United Kingdom: the return of Truss and Johnson, a new thorn in Sunak's side

United Kingdom: the return of Truss and Johnson, another thorn in the side of Sunak


Rocketed with a bang from power, Boris Johnson and Liz Truss are making a remarkable comeback to the front of the British political scene, increasing the pressure on the current Prime Minister Rishi Sunak, already weakened by affairs in his government and a lasting social crisis. 

Forced out of Downing Street — the first expelled after months of scandals, and the second after just 49 days and a policy that sparked a panic in financial markets — they both emerged from their media silence this week.


If Boris Johnson had not completely disappeared from the landscape, occasionally showing his support for Ukraine and Brexit, Liz Truss had so far kept a low profile.

On Sunday, the former Prime Minister made her first public expression since her departure in October, in the form of a long column in the conservative Sunday Telegraph newspaper in which she persists and signs on her program and criticizes the fiscal policy of Rishi Sunak. .

She blames “the orthodox economic ecosystem” and “a lack of political support” for having caused her downfall and urges the Conservative Party to return to its roots by lowering taxes.

The Prime Minister and his Finance Minister Jeremy Hunt have so far ruled out this option due to the state of public finances.

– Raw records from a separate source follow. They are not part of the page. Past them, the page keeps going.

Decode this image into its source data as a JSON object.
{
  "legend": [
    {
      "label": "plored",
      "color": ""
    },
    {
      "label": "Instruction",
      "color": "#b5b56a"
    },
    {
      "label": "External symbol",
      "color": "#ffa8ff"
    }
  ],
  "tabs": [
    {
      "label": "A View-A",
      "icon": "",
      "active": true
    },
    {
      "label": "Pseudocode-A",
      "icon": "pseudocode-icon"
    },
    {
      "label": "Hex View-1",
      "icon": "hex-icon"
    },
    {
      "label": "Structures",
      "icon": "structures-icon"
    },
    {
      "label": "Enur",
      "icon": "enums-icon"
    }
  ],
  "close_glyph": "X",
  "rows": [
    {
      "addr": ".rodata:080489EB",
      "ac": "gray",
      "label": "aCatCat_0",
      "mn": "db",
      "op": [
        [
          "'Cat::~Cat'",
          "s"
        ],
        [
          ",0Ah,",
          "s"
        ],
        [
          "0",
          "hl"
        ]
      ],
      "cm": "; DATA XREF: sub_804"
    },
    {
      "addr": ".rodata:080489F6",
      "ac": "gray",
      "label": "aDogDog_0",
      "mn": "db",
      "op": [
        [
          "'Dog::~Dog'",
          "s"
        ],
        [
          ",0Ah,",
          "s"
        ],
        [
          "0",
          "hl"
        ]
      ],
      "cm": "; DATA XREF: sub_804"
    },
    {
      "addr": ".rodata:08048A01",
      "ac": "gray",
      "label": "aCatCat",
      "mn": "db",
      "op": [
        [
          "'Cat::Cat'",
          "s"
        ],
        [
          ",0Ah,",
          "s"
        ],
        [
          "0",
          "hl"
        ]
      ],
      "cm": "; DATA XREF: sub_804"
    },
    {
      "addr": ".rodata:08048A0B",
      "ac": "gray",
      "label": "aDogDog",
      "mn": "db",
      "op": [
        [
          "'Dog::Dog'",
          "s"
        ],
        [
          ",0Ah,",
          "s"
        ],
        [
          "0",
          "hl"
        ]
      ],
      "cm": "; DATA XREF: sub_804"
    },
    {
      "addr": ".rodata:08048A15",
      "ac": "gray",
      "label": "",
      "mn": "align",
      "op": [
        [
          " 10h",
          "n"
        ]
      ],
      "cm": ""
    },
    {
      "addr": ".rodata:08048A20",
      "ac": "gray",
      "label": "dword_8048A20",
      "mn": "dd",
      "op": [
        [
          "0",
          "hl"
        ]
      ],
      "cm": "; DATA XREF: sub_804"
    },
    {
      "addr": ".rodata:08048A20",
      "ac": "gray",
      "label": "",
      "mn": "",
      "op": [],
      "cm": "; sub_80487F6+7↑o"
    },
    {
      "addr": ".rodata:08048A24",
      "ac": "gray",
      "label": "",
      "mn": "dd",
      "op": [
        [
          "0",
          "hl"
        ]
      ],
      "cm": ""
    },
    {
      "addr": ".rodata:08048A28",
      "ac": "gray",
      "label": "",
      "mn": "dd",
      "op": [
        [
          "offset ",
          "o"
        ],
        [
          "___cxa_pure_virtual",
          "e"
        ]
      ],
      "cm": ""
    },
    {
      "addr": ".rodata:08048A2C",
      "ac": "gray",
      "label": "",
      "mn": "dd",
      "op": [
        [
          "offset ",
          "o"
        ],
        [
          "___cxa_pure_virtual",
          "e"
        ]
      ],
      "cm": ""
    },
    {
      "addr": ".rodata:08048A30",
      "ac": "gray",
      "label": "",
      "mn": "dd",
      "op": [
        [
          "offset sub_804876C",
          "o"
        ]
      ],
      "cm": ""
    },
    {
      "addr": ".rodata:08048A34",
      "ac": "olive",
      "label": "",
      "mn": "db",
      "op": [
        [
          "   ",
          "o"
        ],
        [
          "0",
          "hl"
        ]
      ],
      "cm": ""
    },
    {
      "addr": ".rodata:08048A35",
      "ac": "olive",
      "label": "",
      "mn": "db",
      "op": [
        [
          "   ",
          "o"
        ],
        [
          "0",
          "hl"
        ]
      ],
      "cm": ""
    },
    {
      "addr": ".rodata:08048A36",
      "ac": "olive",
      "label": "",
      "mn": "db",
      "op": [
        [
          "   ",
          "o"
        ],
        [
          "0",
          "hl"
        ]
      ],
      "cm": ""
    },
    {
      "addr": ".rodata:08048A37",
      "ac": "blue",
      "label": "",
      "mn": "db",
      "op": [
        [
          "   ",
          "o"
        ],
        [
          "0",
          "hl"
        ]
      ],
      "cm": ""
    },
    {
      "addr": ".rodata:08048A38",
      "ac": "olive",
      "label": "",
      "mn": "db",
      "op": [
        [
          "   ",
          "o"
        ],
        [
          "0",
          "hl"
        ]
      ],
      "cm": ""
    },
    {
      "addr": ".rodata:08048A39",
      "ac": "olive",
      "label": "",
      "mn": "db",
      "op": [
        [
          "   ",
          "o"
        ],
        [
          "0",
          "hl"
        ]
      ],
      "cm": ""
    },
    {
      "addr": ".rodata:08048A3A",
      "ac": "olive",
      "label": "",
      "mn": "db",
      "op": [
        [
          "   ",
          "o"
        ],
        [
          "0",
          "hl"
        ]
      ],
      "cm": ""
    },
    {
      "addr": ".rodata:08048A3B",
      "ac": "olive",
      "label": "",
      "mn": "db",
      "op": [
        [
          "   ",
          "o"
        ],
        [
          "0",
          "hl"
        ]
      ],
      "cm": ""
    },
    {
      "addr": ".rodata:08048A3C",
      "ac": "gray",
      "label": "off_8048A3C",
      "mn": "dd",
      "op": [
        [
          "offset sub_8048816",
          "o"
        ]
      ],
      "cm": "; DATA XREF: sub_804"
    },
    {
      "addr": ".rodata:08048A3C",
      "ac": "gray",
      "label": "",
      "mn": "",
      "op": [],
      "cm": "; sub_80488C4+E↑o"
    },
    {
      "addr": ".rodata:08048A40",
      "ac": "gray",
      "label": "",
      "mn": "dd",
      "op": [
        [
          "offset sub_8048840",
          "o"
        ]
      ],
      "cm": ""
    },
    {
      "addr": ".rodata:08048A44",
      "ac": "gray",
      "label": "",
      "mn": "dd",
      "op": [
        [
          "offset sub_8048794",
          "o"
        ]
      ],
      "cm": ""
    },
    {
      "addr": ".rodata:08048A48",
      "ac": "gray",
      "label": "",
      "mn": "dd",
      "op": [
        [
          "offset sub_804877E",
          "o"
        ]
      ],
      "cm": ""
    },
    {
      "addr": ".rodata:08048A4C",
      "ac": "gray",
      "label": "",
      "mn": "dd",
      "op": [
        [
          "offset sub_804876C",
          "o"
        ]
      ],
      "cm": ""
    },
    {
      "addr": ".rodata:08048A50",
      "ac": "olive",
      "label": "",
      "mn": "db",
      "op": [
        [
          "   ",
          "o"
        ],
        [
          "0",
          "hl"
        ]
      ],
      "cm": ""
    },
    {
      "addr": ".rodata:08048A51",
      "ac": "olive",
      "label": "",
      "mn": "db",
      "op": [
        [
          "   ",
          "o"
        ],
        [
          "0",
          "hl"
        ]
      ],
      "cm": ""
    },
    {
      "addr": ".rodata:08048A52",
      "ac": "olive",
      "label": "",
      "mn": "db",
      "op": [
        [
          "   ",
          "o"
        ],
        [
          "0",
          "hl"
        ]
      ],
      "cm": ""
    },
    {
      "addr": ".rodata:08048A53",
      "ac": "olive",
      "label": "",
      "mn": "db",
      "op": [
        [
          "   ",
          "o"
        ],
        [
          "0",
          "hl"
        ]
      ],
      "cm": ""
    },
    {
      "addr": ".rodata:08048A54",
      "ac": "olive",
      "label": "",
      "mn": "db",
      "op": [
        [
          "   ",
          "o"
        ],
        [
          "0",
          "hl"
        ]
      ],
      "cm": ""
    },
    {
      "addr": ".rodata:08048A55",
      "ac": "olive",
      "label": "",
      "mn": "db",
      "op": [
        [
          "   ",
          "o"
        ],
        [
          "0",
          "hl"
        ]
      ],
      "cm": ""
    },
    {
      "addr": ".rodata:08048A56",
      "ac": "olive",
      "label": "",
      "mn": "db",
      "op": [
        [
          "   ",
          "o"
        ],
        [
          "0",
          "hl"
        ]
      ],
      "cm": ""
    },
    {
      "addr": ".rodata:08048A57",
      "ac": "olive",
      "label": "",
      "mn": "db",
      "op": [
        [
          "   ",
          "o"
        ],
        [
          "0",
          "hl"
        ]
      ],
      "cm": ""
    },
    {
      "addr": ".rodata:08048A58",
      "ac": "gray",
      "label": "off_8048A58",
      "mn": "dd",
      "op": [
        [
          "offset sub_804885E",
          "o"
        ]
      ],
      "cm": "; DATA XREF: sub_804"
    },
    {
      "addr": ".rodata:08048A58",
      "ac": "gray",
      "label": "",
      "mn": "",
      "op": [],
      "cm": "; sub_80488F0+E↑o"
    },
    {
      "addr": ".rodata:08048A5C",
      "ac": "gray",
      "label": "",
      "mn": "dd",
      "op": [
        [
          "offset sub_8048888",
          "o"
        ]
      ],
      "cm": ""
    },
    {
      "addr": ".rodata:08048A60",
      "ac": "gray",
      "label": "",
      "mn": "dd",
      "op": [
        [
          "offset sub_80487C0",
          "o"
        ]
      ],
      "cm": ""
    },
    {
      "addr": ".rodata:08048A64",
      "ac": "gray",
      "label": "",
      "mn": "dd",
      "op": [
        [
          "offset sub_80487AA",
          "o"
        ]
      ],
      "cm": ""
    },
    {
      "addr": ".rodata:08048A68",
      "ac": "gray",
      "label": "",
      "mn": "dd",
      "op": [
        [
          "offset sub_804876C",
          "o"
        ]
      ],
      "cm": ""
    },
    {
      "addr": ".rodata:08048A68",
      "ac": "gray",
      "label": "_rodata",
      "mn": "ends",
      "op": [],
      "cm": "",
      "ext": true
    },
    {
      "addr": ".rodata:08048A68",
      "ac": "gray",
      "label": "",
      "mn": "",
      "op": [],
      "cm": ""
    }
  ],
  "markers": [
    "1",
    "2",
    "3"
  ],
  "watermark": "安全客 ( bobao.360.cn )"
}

“We want to see (the taxes) drop”, but “first we must build the right foundations”, that is to say reduce inflation, defended Sunday on the BBC the Minister of Business and Energy Grant Shapps, believing that Liz Truss' approach “wasn't” the right one.

After his platform, Liz Truss, who beat Rishi Sunak last summer in the race for Downing Street , will give a television interview on Monday.

“Disastrous” policy

British political columnists see this return as a desire to weigh in on the debate among the Conservatives, a few weeks before a new budget and when Rishi Sunak is at half mast in the polls after 100 days in power.

Even if she does not criticize him by name, “it is obvious that she thinks his policies are disastrous”, writes the Sunday Telegraph in its editorial.

The government is facing massive social movements, with repeated strikes in health, transport or public services, to demand better wages while inflation is still above 10%.

Rishi Sunak is also under attack from the opposition, but also in the conservative ranks among those close to Johnson and Truss, after having had to sack the chairman of the conservative party Nadhim Zahawi for tax disputes and because he maintains his confidence in the minister of the Justice Dominic Raab, accused of harassment of his staff.

It was also this moment that Boris Johnson chose to increase his activism in favor of Ukraine, demanding that the United Kingdom deliver more weapons, including fighter jets.

In Davos In early January, in kyiv two weeks ago appearing with President Volodimir Zelensky, Johnson remains one of Ukraine's fiercest supporters in its war against Moscow. 

Visiting Washington this week where he met with Republican officials, he urged the UK government on Fox News to “get Ukrainians what they need as quickly as possible”.

“It wouldn't be not a bad thing if we give more tanks ourselves,” he insisted on Friday in a TalkTV interview with MP Nadine Dorries, one of his most loyal lieutenants.

Downing Street was forced to recall that Boris Johnson “was not acting on behalf of the British government”, recalling the practical difficulties of delivering combat aircraft.

Truss like Johnson still enjoys a lot of support among the conservatives, the pro-Johnsons accusing Rishi Sunak of having caused the downfall of their champion by resigning from his government, while some parliamentarians defend the tax cuts brought by Truss.

For the daily The Times , less than two years from the next General ctions, the “two somewhat injured predecessors (of Sunak) are waiting in the wings”.